Items from an interface collection:
────────────────────────────────────────
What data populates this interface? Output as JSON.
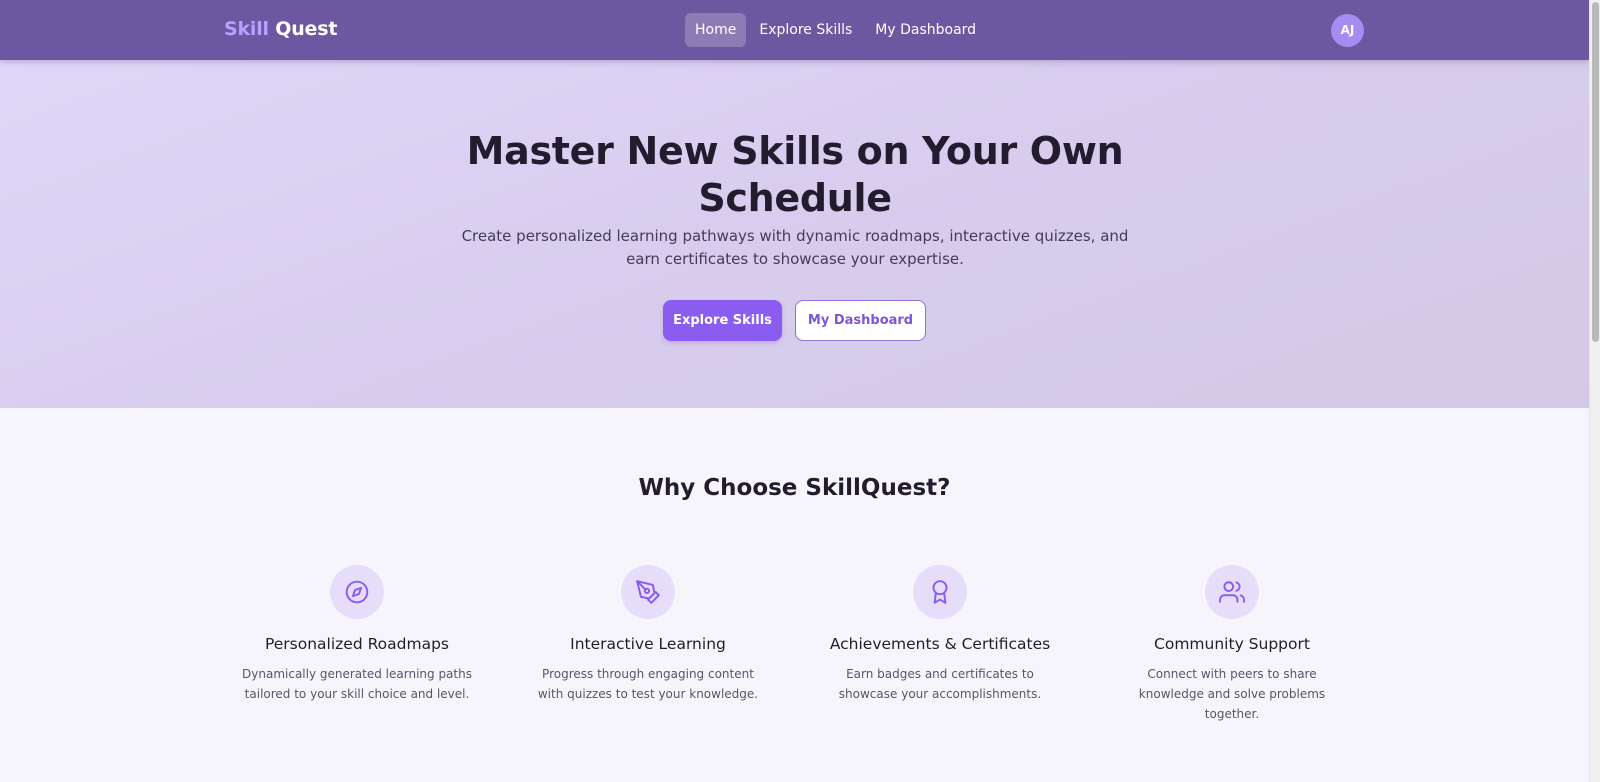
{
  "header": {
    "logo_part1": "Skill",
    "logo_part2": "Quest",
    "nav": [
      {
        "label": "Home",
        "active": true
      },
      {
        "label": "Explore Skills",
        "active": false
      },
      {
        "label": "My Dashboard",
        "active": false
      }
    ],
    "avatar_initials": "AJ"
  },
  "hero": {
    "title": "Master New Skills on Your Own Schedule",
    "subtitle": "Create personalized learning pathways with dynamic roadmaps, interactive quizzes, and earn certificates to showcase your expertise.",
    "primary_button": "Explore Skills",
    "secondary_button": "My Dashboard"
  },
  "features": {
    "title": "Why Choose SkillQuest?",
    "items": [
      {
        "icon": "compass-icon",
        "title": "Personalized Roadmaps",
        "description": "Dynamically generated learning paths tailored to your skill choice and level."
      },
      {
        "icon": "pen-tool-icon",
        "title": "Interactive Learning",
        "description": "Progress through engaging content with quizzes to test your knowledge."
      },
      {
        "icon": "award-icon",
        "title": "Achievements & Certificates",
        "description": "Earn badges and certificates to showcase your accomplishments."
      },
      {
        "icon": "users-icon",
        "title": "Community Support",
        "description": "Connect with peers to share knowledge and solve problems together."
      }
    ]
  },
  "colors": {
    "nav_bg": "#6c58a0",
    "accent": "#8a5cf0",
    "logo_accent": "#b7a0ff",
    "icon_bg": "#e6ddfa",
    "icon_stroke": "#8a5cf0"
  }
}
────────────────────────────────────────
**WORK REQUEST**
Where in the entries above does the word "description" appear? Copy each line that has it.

**OUTPUT OF THE TASK**
        "description": "Dynamically generated learning paths tailored to your skill choice and level."
        "description": "Progress through engaging content with quizzes to test your knowledge."
        "description": "Earn badges and certificates to showcase your accomplishments."
        "description": "Connect with peers to share knowledge and solve problems together."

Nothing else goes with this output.